WORK REQUIRED: Scan the listing below for "流程部署管理", then report every line that has it.

INFORMATION PROVIDED:
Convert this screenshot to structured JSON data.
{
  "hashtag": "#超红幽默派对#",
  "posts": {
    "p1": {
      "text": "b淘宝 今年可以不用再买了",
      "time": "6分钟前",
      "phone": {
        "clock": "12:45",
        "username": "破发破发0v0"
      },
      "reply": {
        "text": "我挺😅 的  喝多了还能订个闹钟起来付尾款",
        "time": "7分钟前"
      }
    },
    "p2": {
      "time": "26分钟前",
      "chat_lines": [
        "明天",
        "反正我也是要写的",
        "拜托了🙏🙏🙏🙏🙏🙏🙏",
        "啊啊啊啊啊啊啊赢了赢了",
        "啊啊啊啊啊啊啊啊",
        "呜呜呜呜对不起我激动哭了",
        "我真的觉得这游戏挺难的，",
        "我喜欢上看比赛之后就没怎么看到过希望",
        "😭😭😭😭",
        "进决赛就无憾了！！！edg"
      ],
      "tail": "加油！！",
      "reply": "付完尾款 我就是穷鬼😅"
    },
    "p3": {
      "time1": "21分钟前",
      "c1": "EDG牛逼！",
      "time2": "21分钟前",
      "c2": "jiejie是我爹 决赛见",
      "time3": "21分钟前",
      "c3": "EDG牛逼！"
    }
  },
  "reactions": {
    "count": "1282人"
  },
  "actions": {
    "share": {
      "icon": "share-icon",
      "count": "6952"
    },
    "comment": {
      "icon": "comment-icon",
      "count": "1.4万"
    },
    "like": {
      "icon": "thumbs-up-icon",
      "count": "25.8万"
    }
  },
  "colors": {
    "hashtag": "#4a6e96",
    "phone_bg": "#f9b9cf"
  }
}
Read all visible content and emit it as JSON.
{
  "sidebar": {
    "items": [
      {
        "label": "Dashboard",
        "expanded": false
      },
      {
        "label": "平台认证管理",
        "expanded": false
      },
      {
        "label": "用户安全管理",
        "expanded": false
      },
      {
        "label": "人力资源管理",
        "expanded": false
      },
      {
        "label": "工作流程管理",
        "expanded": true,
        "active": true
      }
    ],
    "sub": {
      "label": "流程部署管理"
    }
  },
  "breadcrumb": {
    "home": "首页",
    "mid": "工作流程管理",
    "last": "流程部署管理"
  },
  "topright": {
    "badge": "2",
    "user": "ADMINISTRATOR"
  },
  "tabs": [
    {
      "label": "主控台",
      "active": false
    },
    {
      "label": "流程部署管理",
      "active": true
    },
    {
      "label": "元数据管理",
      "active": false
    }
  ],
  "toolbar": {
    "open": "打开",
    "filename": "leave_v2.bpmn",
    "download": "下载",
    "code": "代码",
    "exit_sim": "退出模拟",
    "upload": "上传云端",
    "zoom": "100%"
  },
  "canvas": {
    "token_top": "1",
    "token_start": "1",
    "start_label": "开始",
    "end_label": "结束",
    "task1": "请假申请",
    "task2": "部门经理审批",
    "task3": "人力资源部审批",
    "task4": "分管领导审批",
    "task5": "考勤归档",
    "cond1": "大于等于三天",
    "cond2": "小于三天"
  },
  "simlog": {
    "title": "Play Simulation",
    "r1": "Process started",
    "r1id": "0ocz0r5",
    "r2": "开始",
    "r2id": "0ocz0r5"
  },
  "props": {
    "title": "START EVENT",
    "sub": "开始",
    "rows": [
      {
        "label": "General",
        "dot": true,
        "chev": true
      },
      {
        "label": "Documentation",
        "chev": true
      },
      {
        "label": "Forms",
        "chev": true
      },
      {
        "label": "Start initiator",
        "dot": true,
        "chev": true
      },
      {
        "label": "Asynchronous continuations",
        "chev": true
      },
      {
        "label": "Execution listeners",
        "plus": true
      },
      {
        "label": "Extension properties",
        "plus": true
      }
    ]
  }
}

SOLUTION FOR THIS TASK:
      "label": "流程部署管理"
    "last": "流程部署管理"
      "label": "流程部署管理",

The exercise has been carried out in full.